Ode to Hemingway

In Eclipse on January 20, 2009 at 12:27 am

In my efforts to expand my reading of the masters (of story), I just finished reading Hemingway’s The Sunsun-also-rises Also Rises.  Not only had this book been recommended to me, but I have never experienced a work by Hemingway.  In college, I may have been ‘required’ to read The Old Man and the Sea, but never completed the act.  The last author I felt compelled to educate myself with was Faulker.  Sadly, I read forty pages of The Sound and the Fury before retiring it back to the library.  Impatient with the commitable, I suppose.

Hemingway’s observational prose wove an interesting narrative.  I was keenly impressed by the way he strung short, simple phrases together to create an overall picture of characters and scenes.  His most impressive were the telling facts.  He gave short snapshots that, at first glance, begged the question, “What more is there that he omitted?”  Truly, omission can be a great tool for spurring the imagination.
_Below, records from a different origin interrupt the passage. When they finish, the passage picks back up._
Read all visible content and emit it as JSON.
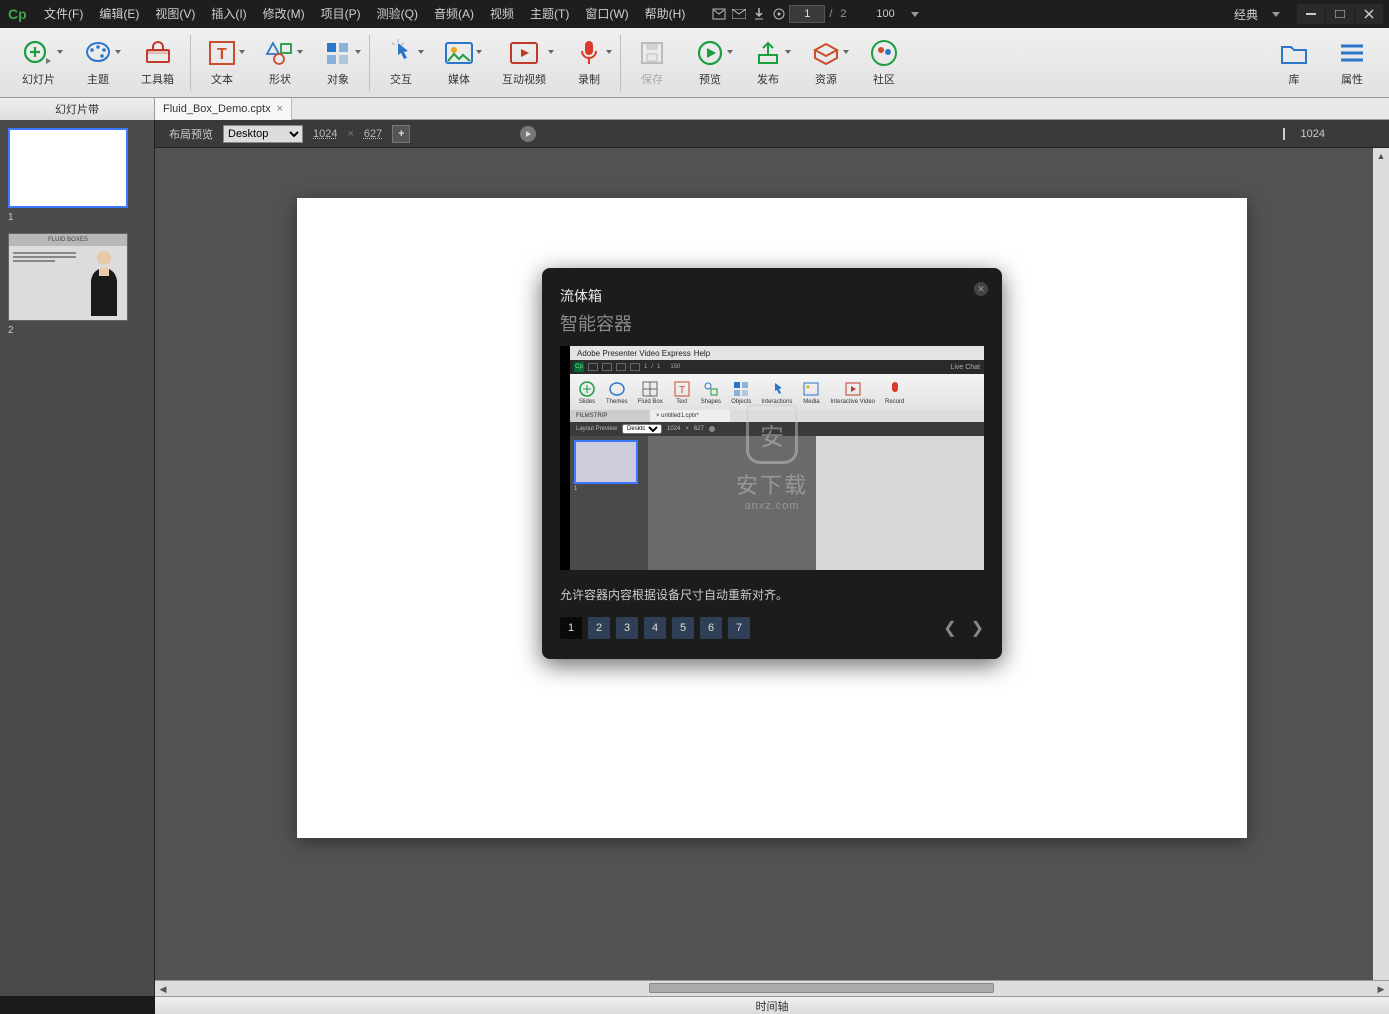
{
  "menu": {
    "items": [
      "文件(F)",
      "编辑(E)",
      "视图(V)",
      "插入(I)",
      "修改(M)",
      "项目(P)",
      "测验(Q)",
      "音频(A)",
      "视频",
      "主题(T)",
      "窗口(W)",
      "帮助(H)"
    ],
    "page_current": "1",
    "page_sep": "/",
    "page_total": "2",
    "zoom": "100",
    "workspace": "经典"
  },
  "ribbon": {
    "slides": "幻灯片",
    "themes": "主题",
    "toolbox": "工具箱",
    "text": "文本",
    "shapes": "形状",
    "objects": "对象",
    "interaction": "交互",
    "media": "媒体",
    "ivideo": "互动视频",
    "record": "录制",
    "save": "保存",
    "preview": "预览",
    "publish": "发布",
    "assets": "资源",
    "community": "社区",
    "library": "库",
    "properties": "属性"
  },
  "tabs": {
    "filmstrip": "幻灯片带",
    "doc": "Fluid_Box_Demo.cptx"
  },
  "layoutbar": {
    "label": "布局预览",
    "device": "Desktop",
    "w": "1024",
    "h": "627",
    "ruler": "1024"
  },
  "thumbs": {
    "n1": "1",
    "n2": "2",
    "t2_header": "FLUID BOXES"
  },
  "tooltip": {
    "title": "流体箱",
    "subtitle": "智能容器",
    "desc": "允许容器内容根据设备尺寸自动重新对齐。",
    "pages": [
      "1",
      "2",
      "3",
      "4",
      "5",
      "6",
      "7"
    ],
    "preview": {
      "app_title": "Adobe Presenter Video Express",
      "help": "Help",
      "livechat": "Live Chat",
      "pg_cur": "1",
      "pg_sep": "/",
      "pg_tot": "1",
      "zoom": "150",
      "rib": [
        "Slides",
        "Themes",
        "Fluid Box",
        "Text",
        "Shapes",
        "Objects",
        "Interactions",
        "Media",
        "Interactive Video",
        "Record"
      ],
      "tab1": "FILMSTRIP",
      "tab2": "untitled1.cptx*",
      "layout": "Layout Preview",
      "device": "Desktop",
      "w": "1024",
      "h": "627",
      "thumb_n": "1"
    },
    "watermark": {
      "glyph": "安",
      "big": "安下载",
      "small": "anxz.com"
    }
  },
  "timeline": "时间轴"
}
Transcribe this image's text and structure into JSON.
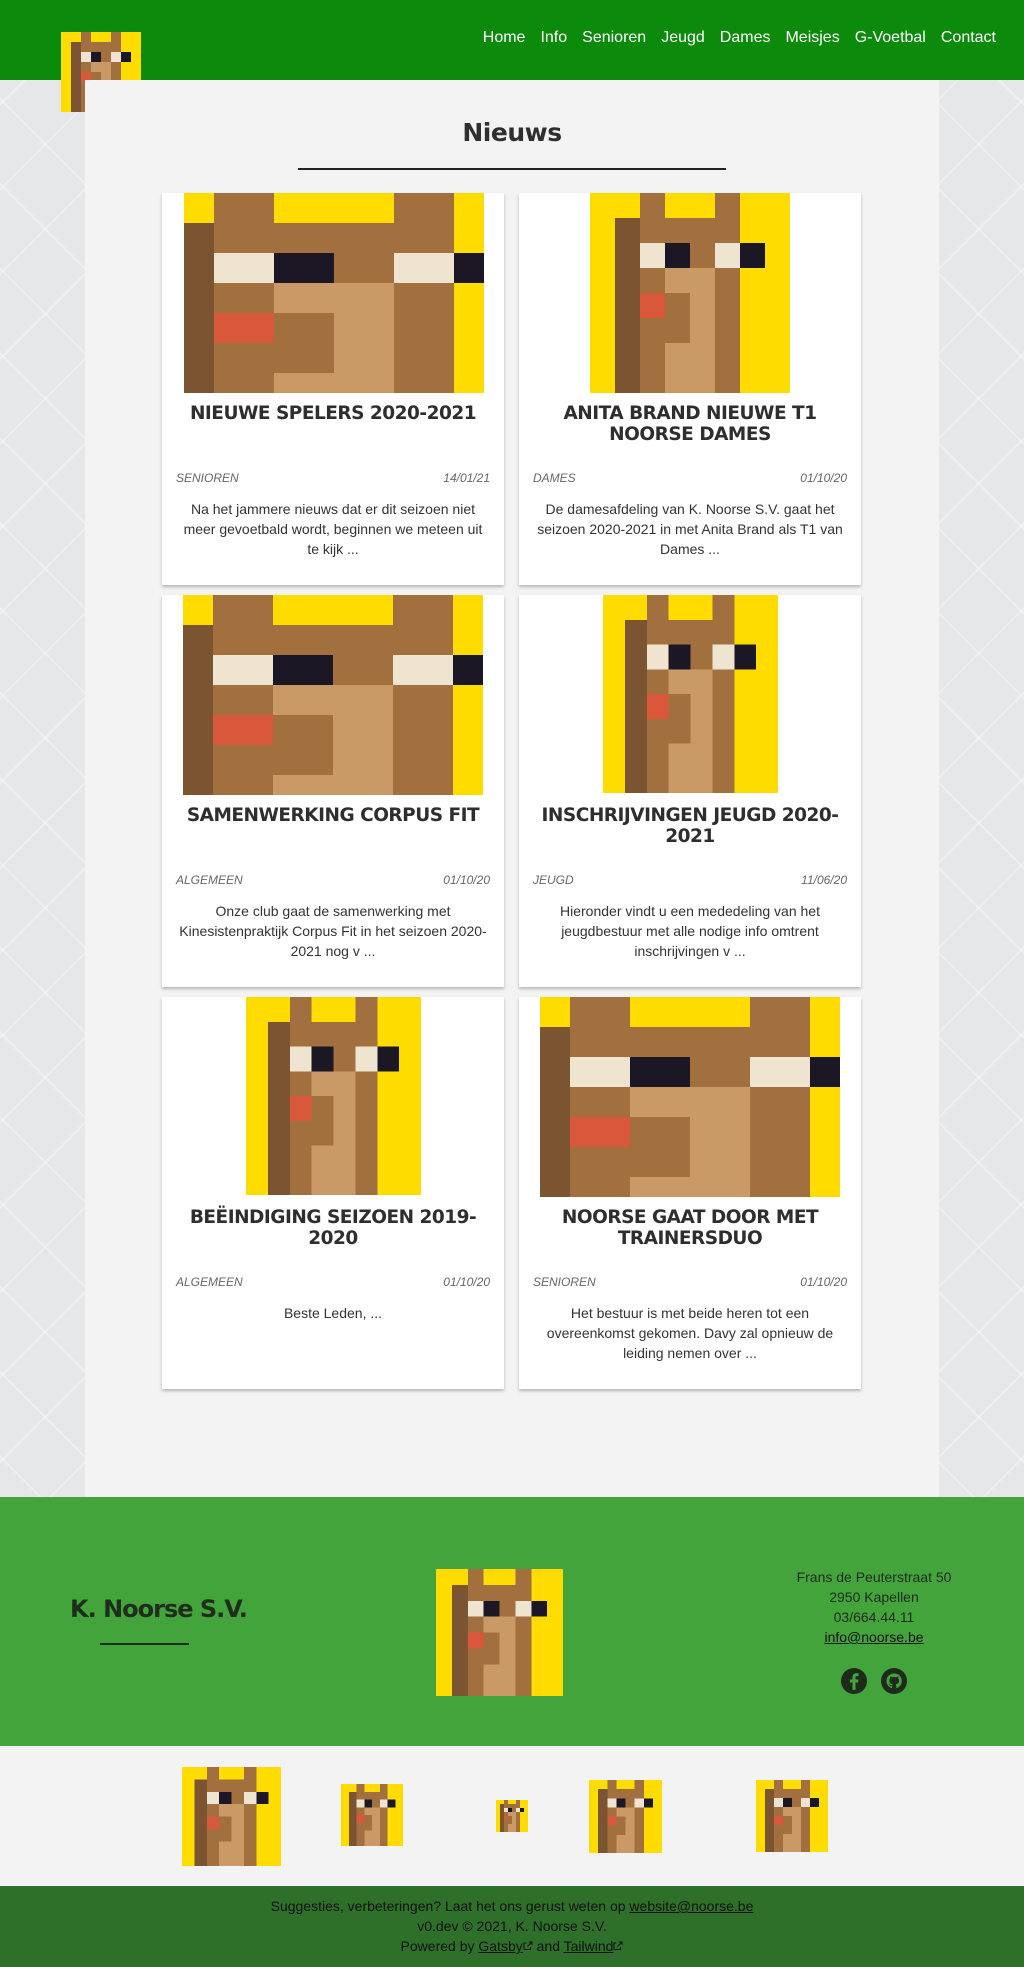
{
  "header": {
    "logo_alt": "K. Noorse S.V. logo",
    "nav": [
      "Home",
      "Info",
      "Senioren",
      "Jeugd",
      "Dames",
      "Meisjes",
      "G-Voetbal",
      "Contact"
    ]
  },
  "page_title": "Nieuws",
  "articles": [
    {
      "title": "NIEUWE SPELERS 2020-2021",
      "category": "SENIOREN",
      "date": "14/01/21",
      "excerpt": "Na het jammere nieuws dat er dit seizoen niet meer gevoetbald wordt, beginnen we meteen uit te kijk ..."
    },
    {
      "title": "ANITA BRAND NIEUWE T1 NOORSE DAMES",
      "category": "DAMES",
      "date": "01/10/20",
      "excerpt": "De damesafdeling van K. Noorse S.V. gaat het seizoen 2020-2021 in met Anita Brand als T1 van Dames ..."
    },
    {
      "title": "SAMENWERKING CORPUS FIT",
      "category": "ALGEMEEN",
      "date": "01/10/20",
      "excerpt": "Onze club gaat de samenwerking met Kinesistenpraktijk Corpus Fit in het seizoen 2020-2021 nog v ..."
    },
    {
      "title": "INSCHRIJVINGEN JEUGD 2020-2021",
      "category": "JEUGD",
      "date": "11/06/20",
      "excerpt": "Hieronder vindt u een mededeling van het jeugdbestuur met alle nodige info omtrent inschrijvingen v ..."
    },
    {
      "title": "BEËINDIGING SEIZOEN 2019-2020",
      "category": "ALGEMEEN",
      "date": "01/10/20",
      "excerpt": "Beste Leden,   ..."
    },
    {
      "title": "NOORSE GAAT DOOR MET TRAINERSDUO",
      "category": "SENIOREN",
      "date": "01/10/20",
      "excerpt": "Het bestuur is met beide heren tot een overeenkomst gekomen. Davy zal opnieuw de leiding nemen over ..."
    }
  ],
  "footer": {
    "brand": "K. Noorse S.V.",
    "address": {
      "street": "Frans de Peuterstraat 50",
      "city": "2950 Kapellen",
      "phone": "03/664.44.11",
      "email": "info@noorse.be"
    },
    "social": [
      "facebook-icon",
      "github-icon"
    ]
  },
  "bottom": {
    "suggest_text": "Suggesties, verbeteringen? Laat het ons gerust weten op",
    "suggest_email": "website@noorse.be",
    "version": "v0.dev © 2021, K. Noorse S.V.",
    "powered_by": "Powered by",
    "gatsby": "Gatsby",
    "and": "and",
    "tailwind": "Tailwind"
  },
  "colors": {
    "header_green": "#0b8a0b",
    "footer_green": "#43a43b",
    "bottom_green": "#2e6f2a",
    "logo_yellow": "#ffdc00"
  }
}
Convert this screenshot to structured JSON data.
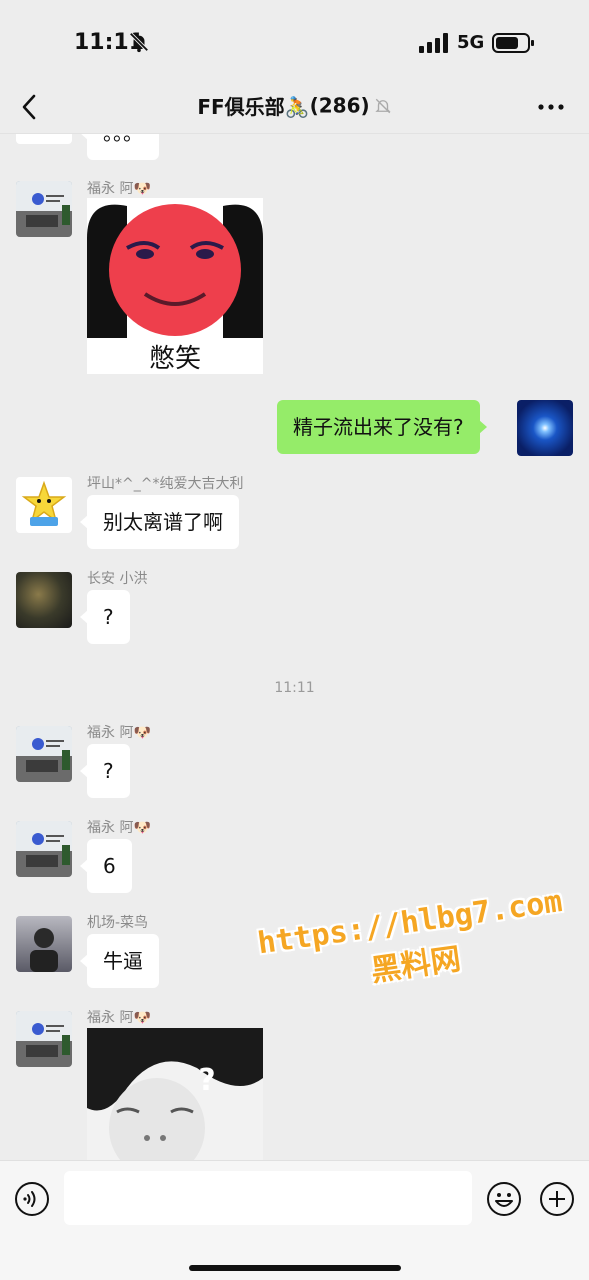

On a narrative level, I felt a progression of hope in the book.  Starting in a bankrupt Paris, the main character and narrator, Jake, makes his way toward Pamploma, Spain to see the annual bull fights.  The hope and restfulness of the narrative climaxes in his fishing excursion to Roncesvalles.  From there, Jake and his friend, Bill, progress to Pamploma for the grand fiesta, highlighted with bull-fighting And an inordinate amount of drinking.  Although they was drinking throughout the story, it is depicted with such elegance and almost a harmlessness.  The amount of drinking is simply wreckless; sometimes it was wreck-full drinking.  Spain’s heritage of bull-fighting carries with it a depiction of mystery, honor and dignity.  However, Jake is more at home in France, where people responded more directly to money.   There were no other deeper codes.

Overall, the story left me with a satisfied longing.  The characters avoidance of true depth strikes a chord with me.  I related to their tiresome searching.  Despite all the festivities, libations and relationships, none of the characters seemed fulfilled.  All were left longing.  That is where I was at the end of the story.  Longing for more; more for them.  From Hemingway, I learned that simple observations can be very helpful in creating a scene.  Also, I appreciated the gradual progression or movement of his story that acheived an effect, rather than definite closure.  I must nod my head to his ‘Tour de France’ references toward the end.  It was then, that I wondered about his influence on Dugard, who also wrote a story as an American on French soil.